H.I.G. Bayside Capital raised $1.4 billion for its sixth distressed debt fund.

Primavera Capital Group, a Chinese private equity firm, is raising up to $5 billion for its fourth dollar-denominated fund, per Reuters.

Quadrille Capital, a French growth equity firm, raised €511 million for its fourth tech fund.

It's Personnel

Gregory Nixon rejoined Cerberus Capital Management as head of strategic investments, senior MD and senior legal counsel.

Swander Pace Capital promoted Virginia Calvo to CFO/COO, Tyler Matlock to managing director, Alex Litt to SVP, Amy Li to VP and Anne Lee to senior associate.

Final Numbers

Source: Refinitiv Deals Intelligence. Data through March 6, 2021.

Global private equity volume hit $133.2 billion through last Friday, up 41% year-to-date over 2020, per Refinitiv.

  • U.S. volume is up 91% to $72.6 billion.
  • Asia (ex-Japan) is up 167%, while Europe is down 4%.

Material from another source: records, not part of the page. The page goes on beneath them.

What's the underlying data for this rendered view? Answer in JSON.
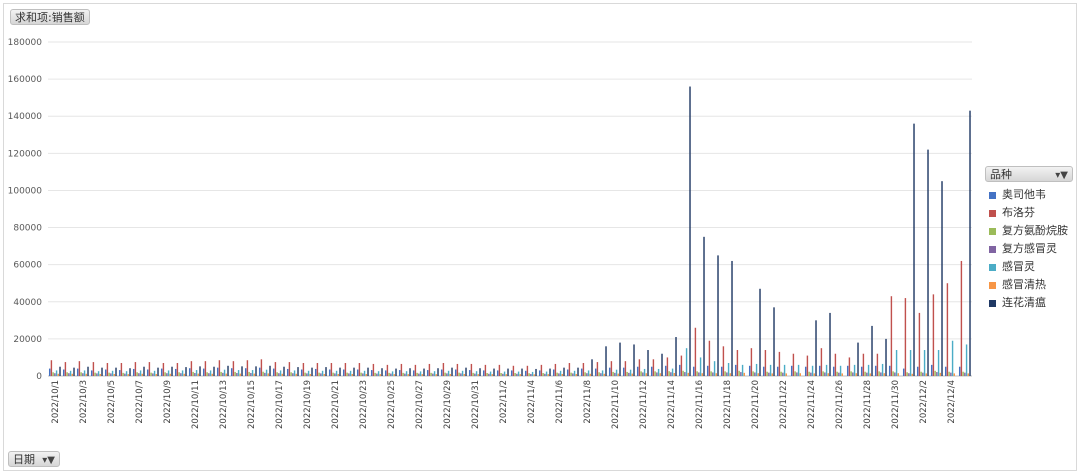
{
  "value_field": {
    "label": "求和项:销售额"
  },
  "axis_field": {
    "label": "日期",
    "icon": "filter-icon"
  },
  "legend_field": {
    "label": "品种",
    "icon": "filter-icon"
  },
  "chart_data": {
    "type": "bar",
    "title": "",
    "xlabel": "",
    "ylabel": "",
    "ylim": [
      0,
      180000
    ],
    "yticks": [
      0,
      20000,
      40000,
      60000,
      80000,
      100000,
      120000,
      140000,
      160000,
      180000
    ],
    "grid": true,
    "legend_position": "right",
    "categories": [
      "2022/10/1",
      "2022/10/2",
      "2022/10/3",
      "2022/10/4",
      "2022/10/5",
      "2022/10/6",
      "2022/10/7",
      "2022/10/8",
      "2022/10/9",
      "2022/10/10",
      "2022/10/11",
      "2022/10/12",
      "2022/10/13",
      "2022/10/14",
      "2022/10/15",
      "2022/10/16",
      "2022/10/17",
      "2022/10/18",
      "2022/10/19",
      "2022/10/20",
      "2022/10/21",
      "2022/10/22",
      "2022/10/23",
      "2022/10/24",
      "2022/10/25",
      "2022/10/26",
      "2022/10/27",
      "2022/10/28",
      "2022/10/29",
      "2022/10/30",
      "2022/10/31",
      "2022/11/1",
      "2022/11/2",
      "2022/11/3",
      "2022/11/4",
      "2022/11/5",
      "2022/11/6",
      "2022/11/7",
      "2022/11/8",
      "2022/11/9",
      "2022/11/10",
      "2022/11/11",
      "2022/11/12",
      "2022/11/13",
      "2022/11/14",
      "2022/11/15",
      "2022/11/16",
      "2022/11/17",
      "2022/11/18",
      "2022/11/19",
      "2022/11/20",
      "2022/11/21",
      "2022/11/22",
      "2022/11/23",
      "2022/11/24",
      "2022/11/25",
      "2022/11/26",
      "2022/11/27",
      "2022/11/28",
      "2022/11/29",
      "2022/11/30",
      "2022/12/1",
      "2022/12/2",
      "2022/12/3",
      "2022/12/4",
      "2022/12/5"
    ],
    "tick_labels_every": 2,
    "series": [
      {
        "name": "奥司他韦",
        "color": "#4472c4",
        "values": [
          4000,
          3500,
          4000,
          3000,
          3500,
          3200,
          3800,
          3500,
          4000,
          3800,
          4200,
          4000,
          4500,
          4200,
          4200,
          4500,
          4000,
          3800,
          3500,
          3800,
          3500,
          3500,
          3500,
          3200,
          3000,
          3200,
          3000,
          3200,
          3500,
          3500,
          3200,
          3000,
          3000,
          3000,
          2800,
          3000,
          3500,
          3500,
          4000,
          4000,
          4500,
          4500,
          5000,
          5000,
          5500,
          6000,
          5000,
          5500,
          5000,
          6000,
          5500,
          5000,
          5000,
          5500,
          5000,
          5500,
          5000,
          5500,
          5000,
          5500,
          5500,
          4000,
          5000,
          6000,
          5000,
          5000
        ]
      },
      {
        "name": "布洛芬",
        "color": "#c0504d",
        "values": [
          8500,
          7500,
          8000,
          7500,
          7000,
          7000,
          7500,
          7500,
          7000,
          7000,
          8000,
          8000,
          8500,
          8000,
          8500,
          9000,
          7500,
          7500,
          7000,
          7000,
          7000,
          7000,
          7000,
          6500,
          6000,
          6500,
          6000,
          6500,
          7000,
          6500,
          6500,
          6000,
          6000,
          5500,
          5500,
          6000,
          6500,
          7000,
          7000,
          7500,
          8000,
          8000,
          9000,
          9000,
          10000,
          11000,
          26000,
          19000,
          16000,
          14000,
          15000,
          14000,
          13000,
          12000,
          11000,
          15000,
          12000,
          10000,
          12000,
          12000,
          43000,
          42000,
          34000,
          44000,
          50000,
          62000
        ]
      },
      {
        "name": "复方氨酚烷胺",
        "color": "#9bbb59",
        "values": [
          2000,
          2000,
          2000,
          1800,
          1800,
          1700,
          2000,
          1800,
          2000,
          2000,
          2200,
          2000,
          2200,
          2200,
          2200,
          2300,
          2000,
          2000,
          1800,
          1800,
          1800,
          1800,
          1800,
          1700,
          1700,
          1700,
          1700,
          1700,
          1800,
          1800,
          1700,
          1600,
          1600,
          1600,
          1500,
          1600,
          1800,
          1800,
          2000,
          2000,
          2200,
          2200,
          2500,
          2500,
          2600,
          2800,
          2500,
          2500,
          2500,
          2800,
          2500,
          2300,
          2300,
          2500,
          2300,
          2500,
          2300,
          2500,
          2300,
          2500,
          2500,
          2000,
          2300,
          2800,
          2300,
          2300
        ]
      },
      {
        "name": "复方感冒灵",
        "color": "#8064a2",
        "values": [
          1500,
          1500,
          1500,
          1400,
          1400,
          1300,
          1500,
          1400,
          1500,
          1500,
          1600,
          1500,
          1700,
          1600,
          1600,
          1700,
          1500,
          1500,
          1400,
          1400,
          1400,
          1400,
          1400,
          1300,
          1300,
          1300,
          1300,
          1300,
          1400,
          1400,
          1300,
          1200,
          1200,
          1200,
          1100,
          1200,
          1400,
          1400,
          1500,
          1500,
          1700,
          1700,
          1900,
          1900,
          2000,
          2100,
          1900,
          1900,
          1900,
          2100,
          1900,
          1800,
          1800,
          1900,
          1800,
          1900,
          1800,
          1900,
          1800,
          1900,
          1900,
          1500,
          1800,
          2100,
          1800,
          1800
        ]
      },
      {
        "name": "感冒灵",
        "color": "#4bacc6",
        "values": [
          3000,
          2800,
          3000,
          2600,
          2800,
          2600,
          3000,
          2800,
          3000,
          3000,
          3200,
          3000,
          3400,
          3200,
          3200,
          3400,
          3000,
          3000,
          2800,
          2800,
          2800,
          2800,
          2800,
          2600,
          2500,
          2600,
          2500,
          2600,
          2800,
          2800,
          2600,
          2400,
          2400,
          2400,
          2200,
          2400,
          2800,
          2800,
          3000,
          3000,
          3400,
          3400,
          3800,
          3800,
          4000,
          15000,
          10000,
          8000,
          7000,
          6000,
          6500,
          6000,
          6000,
          6000,
          5500,
          6000,
          5500,
          6000,
          6000,
          6500,
          14000,
          14000,
          14000,
          14000,
          19000,
          17000
        ]
      },
      {
        "name": "感冒清热",
        "color": "#f79646",
        "values": [
          1200,
          1200,
          1200,
          1100,
          1100,
          1000,
          1200,
          1100,
          1200,
          1200,
          1300,
          1200,
          1300,
          1300,
          1300,
          1400,
          1200,
          1200,
          1100,
          1100,
          1100,
          1100,
          1100,
          1000,
          1000,
          1000,
          1000,
          1000,
          1100,
          1100,
          1000,
          1000,
          1000,
          1000,
          900,
          1000,
          1100,
          1100,
          1200,
          1200,
          1300,
          1300,
          1500,
          1500,
          1600,
          1700,
          1500,
          1500,
          1500,
          1700,
          1500,
          1400,
          1400,
          1500,
          1400,
          1500,
          1400,
          1500,
          1400,
          1500,
          1500,
          1200,
          1400,
          1700,
          1400,
          1400
        ]
      },
      {
        "name": "连花清瘟",
        "color": "#1f3864",
        "values": [
          5000,
          4500,
          5000,
          4500,
          4500,
          4200,
          5000,
          4500,
          5000,
          4800,
          5200,
          5000,
          5500,
          5200,
          5200,
          5500,
          5000,
          4800,
          4500,
          4800,
          4500,
          4500,
          4500,
          4200,
          4000,
          4200,
          4000,
          4200,
          4500,
          4500,
          4200,
          4000,
          4000,
          4000,
          3800,
          4000,
          4500,
          4500,
          9000,
          16000,
          18000,
          17000,
          14000,
          12000,
          21000,
          156000,
          75000,
          65000,
          62000,
          0,
          47000,
          37000,
          0,
          0,
          30000,
          34000,
          0,
          18000,
          27000,
          20000,
          0,
          136000,
          122000,
          105000,
          0,
          143000
        ]
      }
    ]
  }
}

Thanks for reading Axios Pro Rata! Please ask your friends, colleagues and XRP traders to sign up.